DATASET CONTENT section start

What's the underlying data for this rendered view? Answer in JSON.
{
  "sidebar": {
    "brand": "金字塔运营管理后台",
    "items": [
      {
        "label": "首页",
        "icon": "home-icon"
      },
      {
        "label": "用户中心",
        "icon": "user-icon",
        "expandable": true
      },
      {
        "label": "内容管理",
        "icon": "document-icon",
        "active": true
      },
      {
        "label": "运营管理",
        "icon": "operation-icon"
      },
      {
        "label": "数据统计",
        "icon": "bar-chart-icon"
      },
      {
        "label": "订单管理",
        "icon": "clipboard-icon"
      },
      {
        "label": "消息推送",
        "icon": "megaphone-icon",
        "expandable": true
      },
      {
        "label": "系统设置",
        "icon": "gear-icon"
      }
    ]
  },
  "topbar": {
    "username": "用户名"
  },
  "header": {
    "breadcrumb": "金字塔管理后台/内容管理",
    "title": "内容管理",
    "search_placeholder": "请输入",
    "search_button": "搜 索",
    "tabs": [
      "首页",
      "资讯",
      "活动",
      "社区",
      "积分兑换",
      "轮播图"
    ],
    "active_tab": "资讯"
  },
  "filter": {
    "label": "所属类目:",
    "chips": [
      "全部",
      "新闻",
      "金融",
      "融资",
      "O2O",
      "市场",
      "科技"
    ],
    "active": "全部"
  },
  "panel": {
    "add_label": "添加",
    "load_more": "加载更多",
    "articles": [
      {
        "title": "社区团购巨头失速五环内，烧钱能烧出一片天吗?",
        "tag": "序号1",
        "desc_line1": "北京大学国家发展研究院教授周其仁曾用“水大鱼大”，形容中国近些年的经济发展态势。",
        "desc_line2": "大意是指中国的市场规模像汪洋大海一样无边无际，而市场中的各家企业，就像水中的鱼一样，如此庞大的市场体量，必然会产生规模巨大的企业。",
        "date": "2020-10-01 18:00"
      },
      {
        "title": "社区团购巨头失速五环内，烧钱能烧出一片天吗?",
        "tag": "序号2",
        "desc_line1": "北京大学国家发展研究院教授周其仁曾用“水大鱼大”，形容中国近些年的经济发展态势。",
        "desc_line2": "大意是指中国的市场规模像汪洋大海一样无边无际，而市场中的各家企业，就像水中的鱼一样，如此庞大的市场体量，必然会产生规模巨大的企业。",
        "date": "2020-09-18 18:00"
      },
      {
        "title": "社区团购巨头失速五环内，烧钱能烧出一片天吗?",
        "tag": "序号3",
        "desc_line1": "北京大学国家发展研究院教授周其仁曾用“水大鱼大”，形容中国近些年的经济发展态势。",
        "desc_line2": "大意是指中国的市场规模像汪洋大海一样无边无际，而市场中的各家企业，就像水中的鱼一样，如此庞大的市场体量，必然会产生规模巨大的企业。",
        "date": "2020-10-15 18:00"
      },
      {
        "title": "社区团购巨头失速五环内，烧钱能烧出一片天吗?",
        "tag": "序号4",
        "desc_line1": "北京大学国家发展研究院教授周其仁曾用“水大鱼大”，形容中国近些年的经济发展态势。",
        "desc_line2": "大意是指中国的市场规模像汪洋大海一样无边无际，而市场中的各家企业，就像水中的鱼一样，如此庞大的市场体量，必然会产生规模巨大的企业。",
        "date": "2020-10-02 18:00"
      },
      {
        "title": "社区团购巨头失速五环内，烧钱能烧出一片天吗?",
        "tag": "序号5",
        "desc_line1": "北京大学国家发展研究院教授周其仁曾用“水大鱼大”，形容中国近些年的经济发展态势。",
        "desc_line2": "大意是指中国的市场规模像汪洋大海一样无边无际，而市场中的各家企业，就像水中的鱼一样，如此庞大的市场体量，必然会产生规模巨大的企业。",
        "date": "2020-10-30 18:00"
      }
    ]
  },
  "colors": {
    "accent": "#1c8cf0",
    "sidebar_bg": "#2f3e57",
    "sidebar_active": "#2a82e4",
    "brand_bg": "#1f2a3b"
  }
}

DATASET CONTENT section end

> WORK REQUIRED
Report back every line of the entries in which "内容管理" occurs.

> FINISHED EXERCISE
        "label": "内容管理",
    "breadcrumb": "金字塔管理后台/内容管理",
    "title": "内容管理",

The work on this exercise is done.